[Exercise goal] Would you please return all of the entries below exactly as shown?

[Material provided]

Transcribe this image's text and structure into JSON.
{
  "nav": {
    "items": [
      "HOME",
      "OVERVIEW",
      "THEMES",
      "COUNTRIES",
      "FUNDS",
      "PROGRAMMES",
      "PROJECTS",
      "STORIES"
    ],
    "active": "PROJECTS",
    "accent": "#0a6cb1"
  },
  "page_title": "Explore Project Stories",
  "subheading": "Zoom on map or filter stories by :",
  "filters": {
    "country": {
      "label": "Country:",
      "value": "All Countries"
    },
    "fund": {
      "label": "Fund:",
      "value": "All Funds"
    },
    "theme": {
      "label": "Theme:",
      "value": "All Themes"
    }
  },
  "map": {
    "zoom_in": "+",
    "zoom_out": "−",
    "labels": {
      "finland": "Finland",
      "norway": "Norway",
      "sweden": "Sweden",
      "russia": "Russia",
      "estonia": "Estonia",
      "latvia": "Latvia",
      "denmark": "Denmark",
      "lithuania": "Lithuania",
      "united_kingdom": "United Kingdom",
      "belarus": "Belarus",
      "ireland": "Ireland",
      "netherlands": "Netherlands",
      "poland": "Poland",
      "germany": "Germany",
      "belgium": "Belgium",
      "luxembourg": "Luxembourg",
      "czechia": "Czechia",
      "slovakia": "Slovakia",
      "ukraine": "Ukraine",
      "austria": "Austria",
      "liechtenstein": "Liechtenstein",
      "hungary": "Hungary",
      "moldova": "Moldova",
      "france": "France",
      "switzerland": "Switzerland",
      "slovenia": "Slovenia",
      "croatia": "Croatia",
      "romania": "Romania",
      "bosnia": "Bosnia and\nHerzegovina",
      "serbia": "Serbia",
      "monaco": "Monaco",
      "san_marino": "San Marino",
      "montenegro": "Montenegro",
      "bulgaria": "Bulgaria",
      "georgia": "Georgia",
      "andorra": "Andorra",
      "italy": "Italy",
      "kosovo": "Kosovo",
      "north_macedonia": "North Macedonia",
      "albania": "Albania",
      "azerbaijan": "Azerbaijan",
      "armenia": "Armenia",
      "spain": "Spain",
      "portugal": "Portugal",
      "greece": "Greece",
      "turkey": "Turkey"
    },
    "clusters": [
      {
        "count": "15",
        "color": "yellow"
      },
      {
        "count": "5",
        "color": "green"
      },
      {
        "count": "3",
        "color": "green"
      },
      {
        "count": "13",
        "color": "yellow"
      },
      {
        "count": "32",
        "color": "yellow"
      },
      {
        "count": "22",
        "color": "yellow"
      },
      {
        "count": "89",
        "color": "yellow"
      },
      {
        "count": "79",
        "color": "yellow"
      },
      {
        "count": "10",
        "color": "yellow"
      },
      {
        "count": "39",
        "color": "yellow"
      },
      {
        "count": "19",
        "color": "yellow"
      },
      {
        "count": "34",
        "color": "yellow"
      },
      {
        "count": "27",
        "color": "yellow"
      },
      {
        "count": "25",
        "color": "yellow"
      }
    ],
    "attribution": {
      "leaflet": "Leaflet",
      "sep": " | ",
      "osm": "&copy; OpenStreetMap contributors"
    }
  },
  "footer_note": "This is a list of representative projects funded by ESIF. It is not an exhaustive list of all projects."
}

[Task answer]
Transcribe this image's text and structure into JSON.
{
  "nav": {
    "items": [
      "HOME",
      "OVERVIEW",
      "THEMES",
      "COUNTRIES",
      "FUNDS",
      "PROGRAMMES",
      "PROJECTS",
      "STORIES"
    ],
    "active": "PROJECTS",
    "accent": "#0a6cb1"
  },
  "page_title": "Explore Project Stories",
  "subheading": "Zoom on map or filter stories by :",
  "filters": {
    "country": {
      "label": "Country:",
      "value": "All Countries"
    },
    "fund": {
      "label": "Fund:",
      "value": "All Funds"
    },
    "theme": {
      "label": "Theme:",
      "value": "All Themes"
    }
  },
  "map": {
    "zoom_in": "+",
    "zoom_out": "−",
    "labels": {
      "finland": "Finland",
      "norway": "Norway",
      "sweden": "Sweden",
      "russia": "Russia",
      "estonia": "Estonia",
      "latvia": "Latvia",
      "denmark": "Denmark",
      "lithuania": "Lithuania",
      "united_kingdom": "United Kingdom",
      "belarus": "Belarus",
      "ireland": "Ireland",
      "netherlands": "Netherlands",
      "poland": "Poland",
      "germany": "Germany",
      "belgium": "Belgium",
      "luxembourg": "Luxembourg",
      "czechia": "Czechia",
      "slovakia": "Slovakia",
      "ukraine": "Ukraine",
      "austria": "Austria",
      "liechtenstein": "Liechtenstein",
      "hungary": "Hungary",
      "moldova": "Moldova",
      "france": "France",
      "switzerland": "Switzerland",
      "slovenia": "Slovenia",
      "croatia": "Croatia",
      "romania": "Romania",
      "bosnia": "Bosnia and\nHerzegovina",
      "serbia": "Serbia",
      "monaco": "Monaco",
      "san_marino": "San Marino",
      "montenegro": "Montenegro",
      "bulgaria": "Bulgaria",
      "georgia": "Georgia",
      "andorra": "Andorra",
      "italy": "Italy",
      "kosovo": "Kosovo",
      "north_macedonia": "North Macedonia",
      "albania": "Albania",
      "azerbaijan": "Azerbaijan",
      "armenia": "Armenia",
      "spain": "Spain",
      "portugal": "Portugal",
      "greece": "Greece",
      "turkey": "Turkey"
    },
    "clusters": [
      {
        "count": "15",
        "color": "yellow"
      },
      {
        "count": "5",
        "color": "green"
      },
      {
        "count": "3",
        "color": "green"
      },
      {
        "count": "13",
        "color": "yellow"
      },
      {
        "count": "32",
        "color": "yellow"
      },
      {
        "count": "22",
        "color": "yellow"
      },
      {
        "count": "89",
        "color": "yellow"
      },
      {
        "count": "79",
        "color": "yellow"
      },
      {
        "count": "10",
        "color": "yellow"
      },
      {
        "count": "39",
        "color": "yellow"
      },
      {
        "count": "19",
        "color": "yellow"
      },
      {
        "count": "34",
        "color": "yellow"
      },
      {
        "count": "27",
        "color": "yellow"
      },
      {
        "count": "25",
        "color": "yellow"
      }
    ],
    "attribution": {
      "leaflet": "Leaflet",
      "sep": " | ",
      "osm": "&copy; OpenStreetMap contributors"
    }
  },
  "footer_note": "This is a list of representative projects funded by ESIF. It is not an exhaustive list of all projects."
}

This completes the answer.